Below are entries; work out how many of their lines hold "place", giving only that number.

────────────────

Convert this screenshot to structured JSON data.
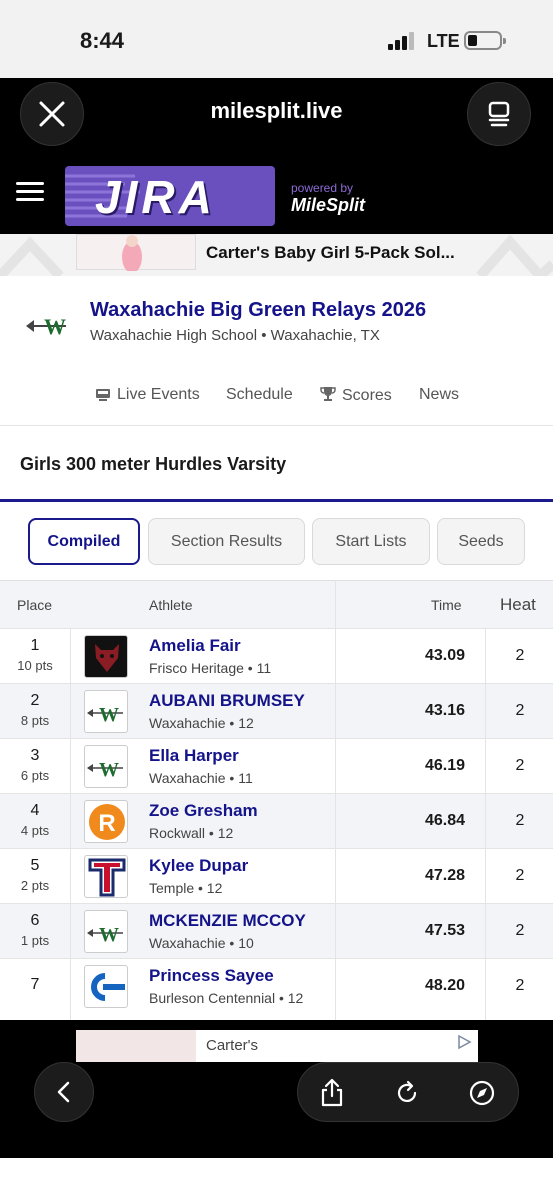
{
  "status": {
    "time": "8:44",
    "network": "LTE"
  },
  "browser": {
    "url": "milesplit.live",
    "close_icon": "close-icon",
    "tabs_icon": "tabs-icon"
  },
  "site": {
    "logo_text": "JIRA",
    "powered_by": "powered by",
    "brand": "MileSplit"
  },
  "ad_top": {
    "text": "Carter's Baby Girl 5-Pack Sol..."
  },
  "meet": {
    "title": "Waxahachie Big Green Relays 2026",
    "subtitle": "Waxahachie High School • Waxahachie, TX",
    "nav": [
      {
        "label": "Live Events",
        "icon": "live-events-icon"
      },
      {
        "label": "Schedule"
      },
      {
        "label": "Scores",
        "icon": "trophy-icon"
      },
      {
        "label": "News"
      }
    ]
  },
  "event": {
    "title": "Girls 300 meter Hurdles Varsity"
  },
  "tabs": [
    "Compiled",
    "Section Results",
    "Start Lists",
    "Seeds"
  ],
  "table": {
    "headers": {
      "place": "Place",
      "athlete": "Athlete",
      "time": "Time",
      "heat": "Heat"
    },
    "rows": [
      {
        "place": "1",
        "pts": "10 pts",
        "name": "Amelia Fair",
        "school": "Frisco Heritage • 11",
        "time": "43.09",
        "heat": "2",
        "logo": "frisco-heritage"
      },
      {
        "place": "2",
        "pts": "8 pts",
        "name": "AUBANI BRUMSEY",
        "school": "Waxahachie • 12",
        "time": "43.16",
        "heat": "2",
        "logo": "waxahachie"
      },
      {
        "place": "3",
        "pts": "6 pts",
        "name": "Ella Harper",
        "school": "Waxahachie • 11",
        "time": "46.19",
        "heat": "2",
        "logo": "waxahachie"
      },
      {
        "place": "4",
        "pts": "4 pts",
        "name": "Zoe Gresham",
        "school": "Rockwall • 12",
        "time": "46.84",
        "heat": "2",
        "logo": "rockwall"
      },
      {
        "place": "5",
        "pts": "2 pts",
        "name": "Kylee Dupar",
        "school": "Temple • 12",
        "time": "47.28",
        "heat": "2",
        "logo": "temple"
      },
      {
        "place": "6",
        "pts": "1 pts",
        "name": "MCKENZIE MCCOY",
        "school": "Waxahachie • 10",
        "time": "47.53",
        "heat": "2",
        "logo": "waxahachie"
      },
      {
        "place": "7",
        "pts": "",
        "name": "Princess Sayee",
        "school": "Burleson Centennial • 12",
        "time": "48.20",
        "heat": "2",
        "logo": "burleson-centennial"
      }
    ]
  },
  "ad_bottom": {
    "text": "Carter's"
  },
  "colors": {
    "accent": "#14138a",
    "brand_purple": "#6a4fbf",
    "row_alt": "#f2f4f7"
  }
}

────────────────

## [Answer to the exercise]
8